Accordingly, given a set of lists Ui, one for each resource Ri, in an initial step (410), all preemptable jobs on all lists are marked “UNTOUCHED”, meaning that initially all of the preemptable jobs are subject to placement on the master list L to be preempted when job A is scheduled. The number of resources k and the number of preemptable jobs n are also set at this time. Subsequently, in step 412 it is determined whether an untouched job remains on any of the lists Ui. If there is no untouched job on any of the lists Ui, then it is concluded that the ordered master list L of jobs to be considered for preemption is complete (step 414). However, if an untouched job remains on one of the lists, then the method continues populating the master list L. In step 420, an integer i is picked, preferably randomly, to determine a resource-specific list Ui from which a preemptable job Nj thereon is to be selected. The index j is initialized to 1 now to select the first entry of the list Ui for consideration. Then, in step 425, it is determined whether the job Nj is touched and the index j is less than or equal to n. If that job Nj has already been touched, then it may have been selected and placed on the master list L for preemption. In that case, j is incremented (step 428) and the determination is made again whether the next job Nj has been touched and the index j is still less than or equal to n. When such conditions are no longer true, then, as long as the value of j is checked and does not exceed n (step 430), then that Nj-th job is marked as touched (step 450) and that Nj-th job is added from list Ui to the master list L (step 460). Then, the process continues again with the check to determine whether any untouched job remains (step 412).
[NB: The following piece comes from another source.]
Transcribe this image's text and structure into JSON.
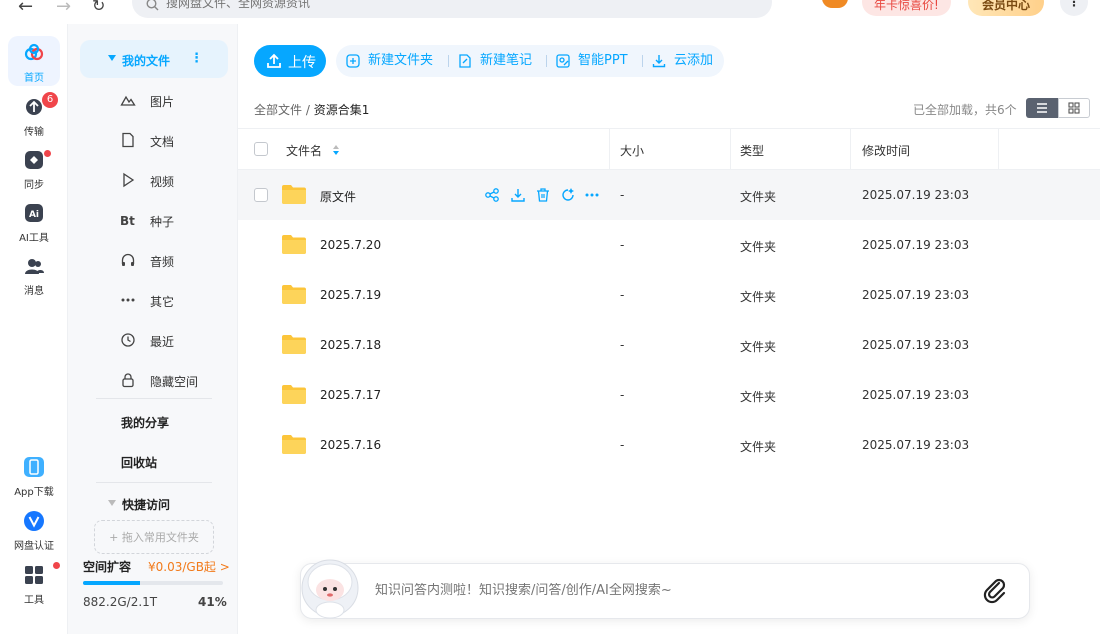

However, when in step 430 it is determined that the index j is greater than n, then that column or list Ui of preemptable jobs is removed from further consideration (step 435) and the value k is decremented by one (step 440) since all jobs on that list have already been touched.
The embodiments of the present invention above provide an efficient solution to the challenging problem of job scheduling in a cluster of computers. The various embodiments not only provide an efficient system of preempting jobs in a computing environment, but at the same time a solution that is protected from deterministic pathological problem instances that have so far plagued prior art approaches to this problem. In addition, among the advantages provided by the present invention is the ability to preempt an amount of resources which matches the requirements of the preemptor job very closely, a feature that is not present according to the prior art discussed above.
While the invention has been described in detail herein in accord with certain preferred embodiments thereof, many modifications and changes therein may be effected by those skilled in the art. Accordingly, it is intended by the appended claims to cover all such modifications and changes as fall within the true spirit and scope of the invention.